Exercise
Across all the entries below, count each line that holds "medal" and report the figure only.

[Data shown — start]

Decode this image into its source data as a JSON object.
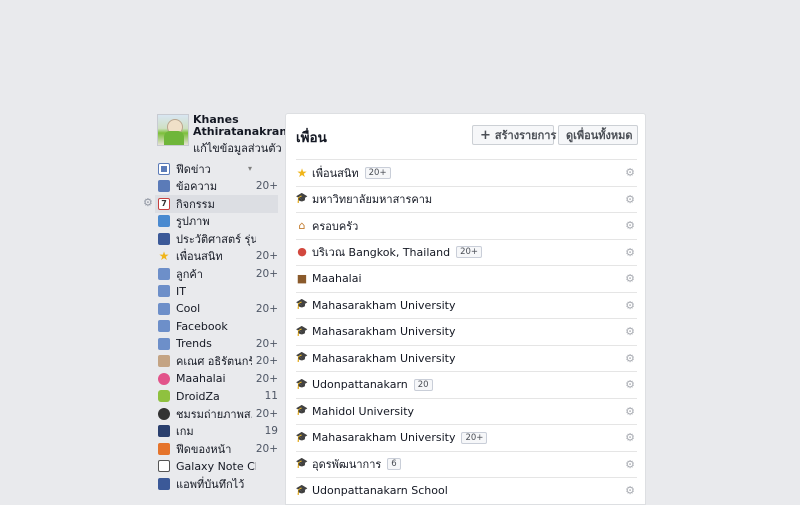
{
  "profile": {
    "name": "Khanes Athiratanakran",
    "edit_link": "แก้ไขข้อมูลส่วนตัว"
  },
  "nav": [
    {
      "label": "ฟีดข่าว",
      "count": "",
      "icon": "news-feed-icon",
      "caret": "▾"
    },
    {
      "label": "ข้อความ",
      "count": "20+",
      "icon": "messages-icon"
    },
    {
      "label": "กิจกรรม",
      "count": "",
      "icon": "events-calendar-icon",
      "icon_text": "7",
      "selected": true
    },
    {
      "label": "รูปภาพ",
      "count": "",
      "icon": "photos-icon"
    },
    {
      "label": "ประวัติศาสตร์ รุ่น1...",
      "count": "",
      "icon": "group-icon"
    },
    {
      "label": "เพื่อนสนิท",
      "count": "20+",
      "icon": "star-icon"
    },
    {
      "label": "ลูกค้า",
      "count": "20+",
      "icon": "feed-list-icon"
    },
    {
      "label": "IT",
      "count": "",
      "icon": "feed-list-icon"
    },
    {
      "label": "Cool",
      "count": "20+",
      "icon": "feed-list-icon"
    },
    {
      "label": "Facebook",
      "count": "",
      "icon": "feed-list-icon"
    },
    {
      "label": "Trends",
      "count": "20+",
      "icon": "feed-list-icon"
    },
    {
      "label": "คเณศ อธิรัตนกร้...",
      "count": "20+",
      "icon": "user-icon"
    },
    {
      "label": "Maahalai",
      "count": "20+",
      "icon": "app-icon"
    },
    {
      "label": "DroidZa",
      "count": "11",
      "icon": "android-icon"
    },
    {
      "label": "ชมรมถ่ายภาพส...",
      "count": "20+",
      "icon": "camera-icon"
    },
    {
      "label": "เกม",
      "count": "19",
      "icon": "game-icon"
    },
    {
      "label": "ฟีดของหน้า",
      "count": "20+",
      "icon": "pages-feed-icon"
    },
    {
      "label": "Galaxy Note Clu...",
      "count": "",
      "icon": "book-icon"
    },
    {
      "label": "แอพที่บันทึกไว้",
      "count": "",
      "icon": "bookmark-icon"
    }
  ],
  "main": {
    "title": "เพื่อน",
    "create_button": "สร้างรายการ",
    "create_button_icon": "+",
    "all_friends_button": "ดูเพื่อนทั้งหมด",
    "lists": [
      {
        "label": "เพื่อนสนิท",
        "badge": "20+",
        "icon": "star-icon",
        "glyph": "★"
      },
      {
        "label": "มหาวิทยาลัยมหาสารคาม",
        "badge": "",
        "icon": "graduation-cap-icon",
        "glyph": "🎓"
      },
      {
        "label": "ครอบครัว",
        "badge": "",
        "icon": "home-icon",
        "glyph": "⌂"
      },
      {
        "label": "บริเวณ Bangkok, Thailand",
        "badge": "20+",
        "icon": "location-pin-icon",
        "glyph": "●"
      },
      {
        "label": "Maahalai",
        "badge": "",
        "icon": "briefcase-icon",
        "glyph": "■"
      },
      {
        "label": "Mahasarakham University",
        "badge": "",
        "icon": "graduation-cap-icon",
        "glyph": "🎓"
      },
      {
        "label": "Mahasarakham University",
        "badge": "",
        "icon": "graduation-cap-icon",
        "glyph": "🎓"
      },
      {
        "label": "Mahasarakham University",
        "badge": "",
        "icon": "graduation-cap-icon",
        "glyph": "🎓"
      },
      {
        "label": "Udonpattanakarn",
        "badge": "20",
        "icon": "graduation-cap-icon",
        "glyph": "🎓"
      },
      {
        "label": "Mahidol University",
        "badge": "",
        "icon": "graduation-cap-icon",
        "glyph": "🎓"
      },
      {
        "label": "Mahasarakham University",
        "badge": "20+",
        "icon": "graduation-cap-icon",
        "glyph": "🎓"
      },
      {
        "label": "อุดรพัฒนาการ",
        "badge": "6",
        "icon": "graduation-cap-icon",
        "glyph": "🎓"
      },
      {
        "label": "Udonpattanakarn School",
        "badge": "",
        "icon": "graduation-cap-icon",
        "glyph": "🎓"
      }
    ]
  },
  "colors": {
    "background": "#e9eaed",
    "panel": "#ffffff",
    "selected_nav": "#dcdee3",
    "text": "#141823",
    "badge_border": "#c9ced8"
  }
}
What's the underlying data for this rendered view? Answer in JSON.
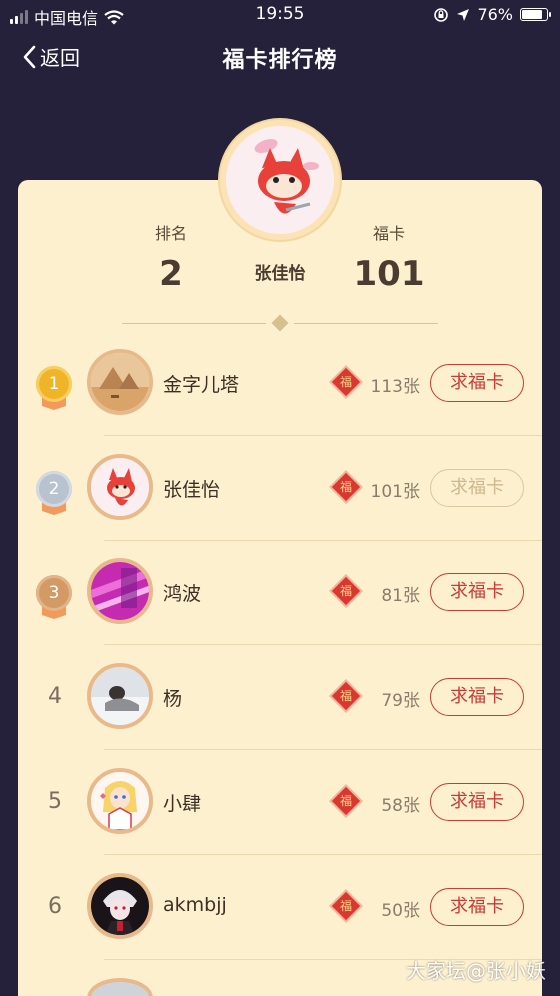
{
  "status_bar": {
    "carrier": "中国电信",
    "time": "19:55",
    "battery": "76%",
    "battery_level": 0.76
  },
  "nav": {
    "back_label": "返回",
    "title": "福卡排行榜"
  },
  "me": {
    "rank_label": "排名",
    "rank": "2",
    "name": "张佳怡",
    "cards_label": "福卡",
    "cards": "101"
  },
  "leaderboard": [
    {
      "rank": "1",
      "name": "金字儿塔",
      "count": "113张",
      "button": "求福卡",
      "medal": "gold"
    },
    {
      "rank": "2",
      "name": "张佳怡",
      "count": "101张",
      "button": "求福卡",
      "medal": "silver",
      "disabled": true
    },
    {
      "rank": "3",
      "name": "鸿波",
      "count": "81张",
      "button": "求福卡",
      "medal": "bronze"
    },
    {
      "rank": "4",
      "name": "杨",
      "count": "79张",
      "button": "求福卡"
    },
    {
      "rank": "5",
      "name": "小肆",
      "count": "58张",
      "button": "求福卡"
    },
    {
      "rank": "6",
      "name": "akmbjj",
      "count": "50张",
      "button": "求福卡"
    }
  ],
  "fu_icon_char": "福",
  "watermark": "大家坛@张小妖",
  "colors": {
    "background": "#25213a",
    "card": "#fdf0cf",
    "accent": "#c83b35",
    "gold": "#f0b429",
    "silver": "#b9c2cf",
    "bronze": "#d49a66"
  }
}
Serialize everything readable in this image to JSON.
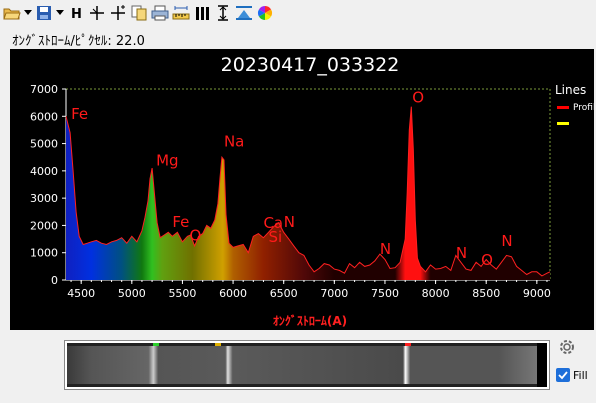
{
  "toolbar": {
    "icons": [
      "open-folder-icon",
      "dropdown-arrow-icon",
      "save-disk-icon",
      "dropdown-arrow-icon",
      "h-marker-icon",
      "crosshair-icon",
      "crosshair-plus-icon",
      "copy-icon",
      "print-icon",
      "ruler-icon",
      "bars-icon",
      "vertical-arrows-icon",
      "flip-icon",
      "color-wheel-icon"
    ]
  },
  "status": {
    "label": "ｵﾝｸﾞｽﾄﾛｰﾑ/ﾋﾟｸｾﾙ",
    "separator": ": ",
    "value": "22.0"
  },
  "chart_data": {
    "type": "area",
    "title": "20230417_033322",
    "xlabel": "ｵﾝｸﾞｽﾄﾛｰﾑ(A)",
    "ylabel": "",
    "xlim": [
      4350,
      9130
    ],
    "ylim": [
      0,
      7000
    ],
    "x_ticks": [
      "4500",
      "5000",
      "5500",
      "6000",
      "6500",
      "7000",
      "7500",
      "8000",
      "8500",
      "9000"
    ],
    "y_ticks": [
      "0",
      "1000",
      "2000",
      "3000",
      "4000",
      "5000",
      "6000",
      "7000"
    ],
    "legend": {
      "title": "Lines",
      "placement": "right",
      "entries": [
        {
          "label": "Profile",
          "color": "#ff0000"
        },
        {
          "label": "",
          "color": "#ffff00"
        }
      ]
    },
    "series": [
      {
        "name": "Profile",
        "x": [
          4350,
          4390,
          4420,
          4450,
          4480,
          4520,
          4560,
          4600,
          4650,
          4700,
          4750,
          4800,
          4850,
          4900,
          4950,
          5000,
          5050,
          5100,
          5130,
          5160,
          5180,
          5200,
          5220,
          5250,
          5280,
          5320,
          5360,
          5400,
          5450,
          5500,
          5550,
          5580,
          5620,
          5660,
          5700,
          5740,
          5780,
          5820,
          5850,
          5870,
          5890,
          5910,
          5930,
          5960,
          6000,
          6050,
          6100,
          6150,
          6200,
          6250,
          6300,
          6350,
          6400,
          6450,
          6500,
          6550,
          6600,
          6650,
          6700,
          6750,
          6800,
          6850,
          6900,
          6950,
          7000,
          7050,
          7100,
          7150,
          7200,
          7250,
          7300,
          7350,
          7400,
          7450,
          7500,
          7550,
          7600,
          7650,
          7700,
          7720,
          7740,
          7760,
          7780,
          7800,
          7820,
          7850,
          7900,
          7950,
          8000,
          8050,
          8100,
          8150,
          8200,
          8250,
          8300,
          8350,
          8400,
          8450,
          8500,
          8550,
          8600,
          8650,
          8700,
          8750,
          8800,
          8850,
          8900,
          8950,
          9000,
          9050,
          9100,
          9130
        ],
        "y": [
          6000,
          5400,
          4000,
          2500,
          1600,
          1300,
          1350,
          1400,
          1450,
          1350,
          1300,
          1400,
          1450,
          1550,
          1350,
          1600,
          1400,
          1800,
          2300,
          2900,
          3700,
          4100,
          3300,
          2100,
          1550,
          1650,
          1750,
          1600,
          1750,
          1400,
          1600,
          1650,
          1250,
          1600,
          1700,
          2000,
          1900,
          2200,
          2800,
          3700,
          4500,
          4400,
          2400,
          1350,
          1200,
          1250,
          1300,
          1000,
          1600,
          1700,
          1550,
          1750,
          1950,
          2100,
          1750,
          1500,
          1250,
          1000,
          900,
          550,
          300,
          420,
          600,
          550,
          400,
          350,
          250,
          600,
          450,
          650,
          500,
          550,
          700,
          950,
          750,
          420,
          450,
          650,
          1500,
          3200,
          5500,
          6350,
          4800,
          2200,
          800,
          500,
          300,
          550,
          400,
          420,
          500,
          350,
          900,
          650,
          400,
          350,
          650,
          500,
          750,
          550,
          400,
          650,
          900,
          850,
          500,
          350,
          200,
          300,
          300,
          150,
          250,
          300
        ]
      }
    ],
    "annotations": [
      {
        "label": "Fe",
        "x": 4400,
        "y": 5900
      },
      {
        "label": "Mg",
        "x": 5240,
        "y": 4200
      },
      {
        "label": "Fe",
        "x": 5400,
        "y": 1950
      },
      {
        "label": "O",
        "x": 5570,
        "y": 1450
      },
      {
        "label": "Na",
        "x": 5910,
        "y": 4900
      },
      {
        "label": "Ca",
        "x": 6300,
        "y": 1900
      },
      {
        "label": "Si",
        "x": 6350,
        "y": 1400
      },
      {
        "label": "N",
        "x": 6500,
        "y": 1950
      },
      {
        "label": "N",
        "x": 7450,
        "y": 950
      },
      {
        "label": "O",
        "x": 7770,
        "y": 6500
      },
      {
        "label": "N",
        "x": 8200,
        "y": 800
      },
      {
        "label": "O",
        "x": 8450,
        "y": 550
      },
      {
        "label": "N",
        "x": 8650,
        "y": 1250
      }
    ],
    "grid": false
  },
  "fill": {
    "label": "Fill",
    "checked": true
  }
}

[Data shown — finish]

Result of the exercise
3